 Departments On My MindOn My Mind: Looking at NAEP and the Standards through the Same Lens Informing PracticeInforming Practice: Examples as Tools for Constructing Justifications Cartoon CornerCartoon Corner: Fire Up the Grill Palette of Problems/Menu of ProblemsPalette of Problems - May 2012 Quick ReadsQuick Reads: Word Clouds in Math Classrooms Window on ResourcesWindow on Resources - May 2012 Math for RealMath for Real: What Drives Fuel Economy?

 Second Look - Ratio and Proportion Miniature Toys Introduce Ratio and Proportion with a Real-World ConnectionMiniature plastic toys are ideal models for introducing ratios and proportions. They concretely emphasize the real-world connection of the concepts to objects. Activity included. Problems that Encourage Proportion SenseSeveral problems promoting proportion sense, reasoning about quantities, and the various relationships among quantities in proportions. Using School Lunches to Study ProportionA project in which proportion, ratio, and percent are used to analyze the nutritional value of student lunches. Sample student work included. Illuminations Lesson: Understanding Rational Numbers and ProportionsIn this lesson, students use real-world models to develop an understanding of fractions, decimals, unit rates, proportions, and problem solving. The three activities in this investigation center on situations involving rational numbers and proportions that students encounter at a bakery. These activities involve several important concepts of rational numbers and proportions, including partitioning a unit into equal parts, the quotient interpretation of fractions, the area model of fractions, determining fractional parts of a unit not cut into equal-sized pieces, equivalence, unit prices, and multiplication of fractions. Number and Operations Standard for Grades 6-8In grades 6–8, students should deepen their understanding of fractions, decimals, percents, and integers, and they should become proficient in using them to solve problems. By solving problems that require multiplicative comparisons (e.g., "How many times as many?" or "How many per?"), students will gain extensive experience with ratios, rates, and percents, which helps form a solid foundation for their understanding of, and facility with, proportionality. The study of rational numbers in the middle grades should build on students' prior knowledge of whole-number concepts and skills and their encounters with fractions, decimals, and percents in lower grades and in everyday life.
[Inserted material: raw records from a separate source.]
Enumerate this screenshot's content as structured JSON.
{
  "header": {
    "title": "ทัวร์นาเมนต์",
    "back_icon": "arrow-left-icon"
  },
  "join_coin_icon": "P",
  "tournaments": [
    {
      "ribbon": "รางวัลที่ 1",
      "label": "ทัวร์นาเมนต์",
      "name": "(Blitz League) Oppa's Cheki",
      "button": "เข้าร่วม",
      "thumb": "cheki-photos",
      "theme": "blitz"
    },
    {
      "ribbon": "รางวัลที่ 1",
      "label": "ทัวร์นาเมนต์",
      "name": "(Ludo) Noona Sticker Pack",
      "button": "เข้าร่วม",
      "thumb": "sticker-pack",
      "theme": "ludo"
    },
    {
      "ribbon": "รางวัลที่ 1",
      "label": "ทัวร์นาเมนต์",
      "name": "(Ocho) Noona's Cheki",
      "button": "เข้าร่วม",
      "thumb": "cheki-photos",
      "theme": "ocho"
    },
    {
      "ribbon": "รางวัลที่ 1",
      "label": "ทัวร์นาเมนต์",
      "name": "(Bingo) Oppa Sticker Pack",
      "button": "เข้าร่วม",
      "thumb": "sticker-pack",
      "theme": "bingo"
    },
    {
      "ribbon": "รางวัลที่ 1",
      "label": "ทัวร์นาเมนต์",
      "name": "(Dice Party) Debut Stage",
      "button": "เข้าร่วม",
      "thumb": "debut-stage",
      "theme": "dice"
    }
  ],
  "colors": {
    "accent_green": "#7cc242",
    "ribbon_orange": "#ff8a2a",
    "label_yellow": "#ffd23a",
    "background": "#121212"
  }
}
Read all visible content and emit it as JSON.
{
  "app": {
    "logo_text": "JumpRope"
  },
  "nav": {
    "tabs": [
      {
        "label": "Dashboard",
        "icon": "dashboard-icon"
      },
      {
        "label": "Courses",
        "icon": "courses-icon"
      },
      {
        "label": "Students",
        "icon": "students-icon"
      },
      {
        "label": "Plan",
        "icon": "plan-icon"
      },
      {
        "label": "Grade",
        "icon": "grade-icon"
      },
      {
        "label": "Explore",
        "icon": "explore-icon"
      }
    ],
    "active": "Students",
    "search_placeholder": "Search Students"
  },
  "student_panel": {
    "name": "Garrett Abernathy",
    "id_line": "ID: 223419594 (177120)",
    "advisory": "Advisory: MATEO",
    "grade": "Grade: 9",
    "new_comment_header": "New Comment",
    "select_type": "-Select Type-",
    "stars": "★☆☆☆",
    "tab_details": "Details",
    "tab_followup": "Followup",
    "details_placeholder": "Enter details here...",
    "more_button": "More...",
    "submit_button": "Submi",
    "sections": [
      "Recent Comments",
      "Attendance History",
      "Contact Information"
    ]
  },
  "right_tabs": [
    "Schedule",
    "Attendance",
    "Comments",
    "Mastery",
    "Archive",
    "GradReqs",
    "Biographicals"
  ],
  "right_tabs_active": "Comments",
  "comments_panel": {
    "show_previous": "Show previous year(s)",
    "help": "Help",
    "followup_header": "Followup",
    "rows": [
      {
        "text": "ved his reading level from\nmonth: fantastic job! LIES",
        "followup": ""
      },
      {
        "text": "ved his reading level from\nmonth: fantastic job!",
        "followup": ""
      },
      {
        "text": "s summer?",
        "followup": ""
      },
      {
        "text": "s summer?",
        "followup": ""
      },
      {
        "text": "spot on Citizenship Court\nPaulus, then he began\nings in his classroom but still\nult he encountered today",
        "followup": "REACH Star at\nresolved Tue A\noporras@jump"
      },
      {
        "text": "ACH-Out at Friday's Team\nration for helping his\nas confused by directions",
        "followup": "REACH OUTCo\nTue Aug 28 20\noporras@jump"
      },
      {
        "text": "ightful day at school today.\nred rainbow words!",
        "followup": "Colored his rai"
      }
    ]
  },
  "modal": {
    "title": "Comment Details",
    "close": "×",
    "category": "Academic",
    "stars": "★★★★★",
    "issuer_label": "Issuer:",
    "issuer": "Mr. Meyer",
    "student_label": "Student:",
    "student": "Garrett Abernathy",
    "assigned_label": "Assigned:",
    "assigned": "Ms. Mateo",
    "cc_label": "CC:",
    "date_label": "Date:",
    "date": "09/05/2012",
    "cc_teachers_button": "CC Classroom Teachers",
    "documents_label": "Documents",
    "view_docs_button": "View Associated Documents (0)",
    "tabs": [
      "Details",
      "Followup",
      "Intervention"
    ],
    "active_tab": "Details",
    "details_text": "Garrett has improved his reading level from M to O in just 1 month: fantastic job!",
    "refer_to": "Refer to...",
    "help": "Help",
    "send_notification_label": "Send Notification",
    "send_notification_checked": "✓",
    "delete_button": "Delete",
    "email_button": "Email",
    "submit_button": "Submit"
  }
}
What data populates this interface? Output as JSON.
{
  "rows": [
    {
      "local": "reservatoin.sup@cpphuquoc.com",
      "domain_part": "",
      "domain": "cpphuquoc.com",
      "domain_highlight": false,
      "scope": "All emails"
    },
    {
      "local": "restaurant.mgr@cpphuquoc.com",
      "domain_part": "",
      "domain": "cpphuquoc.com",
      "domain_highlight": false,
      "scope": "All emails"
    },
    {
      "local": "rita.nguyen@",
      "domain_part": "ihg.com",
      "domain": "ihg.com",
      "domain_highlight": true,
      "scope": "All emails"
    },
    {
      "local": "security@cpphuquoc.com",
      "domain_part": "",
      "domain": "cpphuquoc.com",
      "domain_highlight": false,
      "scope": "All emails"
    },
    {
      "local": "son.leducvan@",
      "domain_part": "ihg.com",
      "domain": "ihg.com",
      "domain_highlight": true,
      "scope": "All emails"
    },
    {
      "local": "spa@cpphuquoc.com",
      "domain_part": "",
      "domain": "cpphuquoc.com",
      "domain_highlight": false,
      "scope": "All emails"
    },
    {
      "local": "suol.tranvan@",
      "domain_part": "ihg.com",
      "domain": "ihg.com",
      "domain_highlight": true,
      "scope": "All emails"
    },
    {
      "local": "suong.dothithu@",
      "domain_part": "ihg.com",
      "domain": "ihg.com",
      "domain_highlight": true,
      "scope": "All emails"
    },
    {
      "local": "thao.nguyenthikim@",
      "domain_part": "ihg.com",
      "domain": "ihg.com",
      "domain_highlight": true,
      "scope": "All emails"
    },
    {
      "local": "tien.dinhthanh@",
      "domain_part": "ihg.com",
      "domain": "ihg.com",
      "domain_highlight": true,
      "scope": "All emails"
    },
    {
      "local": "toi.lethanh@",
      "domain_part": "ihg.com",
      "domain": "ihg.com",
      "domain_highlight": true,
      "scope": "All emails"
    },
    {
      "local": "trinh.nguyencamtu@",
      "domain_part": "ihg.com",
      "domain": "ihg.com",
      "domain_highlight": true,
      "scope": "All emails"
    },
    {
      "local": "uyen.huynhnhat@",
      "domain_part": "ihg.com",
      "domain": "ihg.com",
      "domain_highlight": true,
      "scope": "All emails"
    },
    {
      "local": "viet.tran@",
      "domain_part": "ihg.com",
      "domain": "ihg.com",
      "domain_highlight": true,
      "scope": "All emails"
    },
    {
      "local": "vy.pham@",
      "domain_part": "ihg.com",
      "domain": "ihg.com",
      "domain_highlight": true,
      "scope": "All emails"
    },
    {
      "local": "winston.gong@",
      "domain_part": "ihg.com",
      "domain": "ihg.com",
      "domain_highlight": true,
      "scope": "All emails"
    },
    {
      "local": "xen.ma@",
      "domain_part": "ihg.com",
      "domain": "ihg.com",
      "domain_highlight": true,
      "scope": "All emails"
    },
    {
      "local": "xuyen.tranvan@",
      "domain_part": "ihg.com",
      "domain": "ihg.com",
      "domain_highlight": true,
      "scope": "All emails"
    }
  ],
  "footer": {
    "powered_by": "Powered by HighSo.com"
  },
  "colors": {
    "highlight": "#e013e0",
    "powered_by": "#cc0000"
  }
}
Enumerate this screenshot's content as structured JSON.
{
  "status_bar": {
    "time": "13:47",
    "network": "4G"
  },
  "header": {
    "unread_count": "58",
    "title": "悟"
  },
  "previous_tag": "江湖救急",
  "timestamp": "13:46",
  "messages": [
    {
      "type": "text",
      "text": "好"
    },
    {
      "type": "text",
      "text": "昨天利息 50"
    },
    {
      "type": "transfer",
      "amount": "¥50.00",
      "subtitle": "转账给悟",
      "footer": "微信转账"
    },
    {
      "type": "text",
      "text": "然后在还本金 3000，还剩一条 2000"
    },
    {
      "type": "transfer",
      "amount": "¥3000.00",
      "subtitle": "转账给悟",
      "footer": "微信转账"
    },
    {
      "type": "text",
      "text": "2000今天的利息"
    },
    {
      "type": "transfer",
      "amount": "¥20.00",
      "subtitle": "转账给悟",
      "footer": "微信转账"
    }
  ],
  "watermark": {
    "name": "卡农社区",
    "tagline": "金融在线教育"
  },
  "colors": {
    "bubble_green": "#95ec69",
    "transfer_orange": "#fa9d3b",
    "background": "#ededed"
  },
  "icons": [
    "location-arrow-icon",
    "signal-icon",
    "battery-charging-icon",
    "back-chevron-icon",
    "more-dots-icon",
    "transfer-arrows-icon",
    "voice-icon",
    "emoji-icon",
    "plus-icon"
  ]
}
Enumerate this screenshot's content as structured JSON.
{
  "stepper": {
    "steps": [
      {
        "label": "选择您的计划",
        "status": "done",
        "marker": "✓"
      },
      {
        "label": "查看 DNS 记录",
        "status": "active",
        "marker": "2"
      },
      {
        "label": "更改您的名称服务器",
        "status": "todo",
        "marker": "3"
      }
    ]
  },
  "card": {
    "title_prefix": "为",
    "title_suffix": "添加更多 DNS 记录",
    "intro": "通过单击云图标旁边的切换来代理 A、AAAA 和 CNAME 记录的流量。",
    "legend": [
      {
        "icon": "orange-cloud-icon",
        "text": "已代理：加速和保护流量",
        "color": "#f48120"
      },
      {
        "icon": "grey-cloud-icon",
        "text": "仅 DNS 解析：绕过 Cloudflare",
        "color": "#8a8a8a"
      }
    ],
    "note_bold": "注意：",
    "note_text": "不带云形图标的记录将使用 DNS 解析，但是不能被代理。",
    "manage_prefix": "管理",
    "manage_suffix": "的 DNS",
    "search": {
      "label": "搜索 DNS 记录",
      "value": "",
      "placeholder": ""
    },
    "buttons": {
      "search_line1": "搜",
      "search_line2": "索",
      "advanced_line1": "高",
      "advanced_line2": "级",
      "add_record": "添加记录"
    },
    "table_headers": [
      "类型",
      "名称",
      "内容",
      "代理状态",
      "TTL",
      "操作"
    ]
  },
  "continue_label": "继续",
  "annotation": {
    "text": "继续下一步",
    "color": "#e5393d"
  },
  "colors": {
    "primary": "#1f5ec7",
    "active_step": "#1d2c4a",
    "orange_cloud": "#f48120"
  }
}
Students' facility with rational numbers and proportionality can be developed in concert with their study of many topics in the middle-grades curriculum. For example, students can use fractions and decimals to report measurements, to compare survey responses from samples of unequal size, to express probabilities, to indicate scale factors for similarity, and to represent constant rate of change in a problem or slope in a graph of a linear function.